* _Exercise description_:
Find the word "Buscar" in the data below and copy each line that holds it.

Component data from apps and pages
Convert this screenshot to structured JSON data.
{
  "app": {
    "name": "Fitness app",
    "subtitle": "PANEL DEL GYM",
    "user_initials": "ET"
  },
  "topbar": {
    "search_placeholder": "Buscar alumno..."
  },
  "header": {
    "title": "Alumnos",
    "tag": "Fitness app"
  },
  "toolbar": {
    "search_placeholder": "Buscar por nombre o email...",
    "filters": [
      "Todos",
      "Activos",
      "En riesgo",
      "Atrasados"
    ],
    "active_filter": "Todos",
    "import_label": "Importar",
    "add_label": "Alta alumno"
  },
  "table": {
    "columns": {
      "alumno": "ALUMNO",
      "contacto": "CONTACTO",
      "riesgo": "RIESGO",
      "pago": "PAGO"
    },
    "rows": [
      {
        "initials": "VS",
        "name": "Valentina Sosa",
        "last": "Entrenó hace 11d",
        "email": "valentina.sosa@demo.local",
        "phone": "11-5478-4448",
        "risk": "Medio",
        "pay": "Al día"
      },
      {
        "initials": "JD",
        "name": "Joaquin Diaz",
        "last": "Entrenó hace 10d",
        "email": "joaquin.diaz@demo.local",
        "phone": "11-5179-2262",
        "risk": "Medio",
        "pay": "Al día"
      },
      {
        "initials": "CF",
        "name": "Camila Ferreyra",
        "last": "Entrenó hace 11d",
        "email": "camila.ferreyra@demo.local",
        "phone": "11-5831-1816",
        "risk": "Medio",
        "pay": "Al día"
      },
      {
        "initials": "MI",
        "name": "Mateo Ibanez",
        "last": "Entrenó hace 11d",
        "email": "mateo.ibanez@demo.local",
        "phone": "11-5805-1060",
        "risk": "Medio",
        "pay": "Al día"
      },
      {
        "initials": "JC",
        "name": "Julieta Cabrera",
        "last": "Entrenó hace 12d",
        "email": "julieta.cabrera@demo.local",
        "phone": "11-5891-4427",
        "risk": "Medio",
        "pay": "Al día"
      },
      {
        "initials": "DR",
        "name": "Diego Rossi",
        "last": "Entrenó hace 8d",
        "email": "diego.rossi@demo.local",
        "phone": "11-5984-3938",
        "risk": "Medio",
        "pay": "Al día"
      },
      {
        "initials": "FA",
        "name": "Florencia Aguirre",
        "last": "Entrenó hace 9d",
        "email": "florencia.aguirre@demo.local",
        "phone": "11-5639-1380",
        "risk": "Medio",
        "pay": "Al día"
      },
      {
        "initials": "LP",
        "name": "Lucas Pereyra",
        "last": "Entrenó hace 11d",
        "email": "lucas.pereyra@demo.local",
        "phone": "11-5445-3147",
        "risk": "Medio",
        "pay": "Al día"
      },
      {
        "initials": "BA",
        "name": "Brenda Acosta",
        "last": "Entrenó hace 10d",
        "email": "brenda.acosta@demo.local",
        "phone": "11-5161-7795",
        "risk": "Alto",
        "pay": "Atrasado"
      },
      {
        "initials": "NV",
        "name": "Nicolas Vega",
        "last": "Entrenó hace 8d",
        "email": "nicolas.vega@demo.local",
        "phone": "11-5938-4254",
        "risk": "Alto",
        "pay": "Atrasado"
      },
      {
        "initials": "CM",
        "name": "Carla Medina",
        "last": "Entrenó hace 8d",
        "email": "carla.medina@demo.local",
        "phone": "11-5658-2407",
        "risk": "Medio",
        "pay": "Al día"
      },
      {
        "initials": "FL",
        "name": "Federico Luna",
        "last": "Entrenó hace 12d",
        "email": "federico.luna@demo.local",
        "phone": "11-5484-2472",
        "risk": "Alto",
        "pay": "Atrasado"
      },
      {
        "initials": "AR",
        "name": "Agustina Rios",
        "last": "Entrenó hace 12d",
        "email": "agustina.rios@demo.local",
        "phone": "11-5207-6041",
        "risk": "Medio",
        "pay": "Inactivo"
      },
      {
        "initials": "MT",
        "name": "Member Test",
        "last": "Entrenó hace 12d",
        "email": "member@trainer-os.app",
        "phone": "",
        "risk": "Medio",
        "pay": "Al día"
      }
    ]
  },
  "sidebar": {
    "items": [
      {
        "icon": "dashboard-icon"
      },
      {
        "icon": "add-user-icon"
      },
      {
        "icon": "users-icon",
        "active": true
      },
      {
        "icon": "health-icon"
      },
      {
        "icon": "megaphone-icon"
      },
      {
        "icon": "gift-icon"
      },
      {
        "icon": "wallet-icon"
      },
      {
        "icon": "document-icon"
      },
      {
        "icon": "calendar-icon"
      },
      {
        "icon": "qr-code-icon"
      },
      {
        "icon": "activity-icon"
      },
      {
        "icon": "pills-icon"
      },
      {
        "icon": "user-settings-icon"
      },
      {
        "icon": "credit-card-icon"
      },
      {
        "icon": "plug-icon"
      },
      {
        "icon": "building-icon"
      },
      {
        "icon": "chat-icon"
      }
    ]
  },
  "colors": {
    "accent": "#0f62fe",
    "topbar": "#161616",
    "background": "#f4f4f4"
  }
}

* _Answer to the exercise_:
    "search_placeholder": "Buscar alumno..."
    "search_placeholder": "Buscar por nombre o email...",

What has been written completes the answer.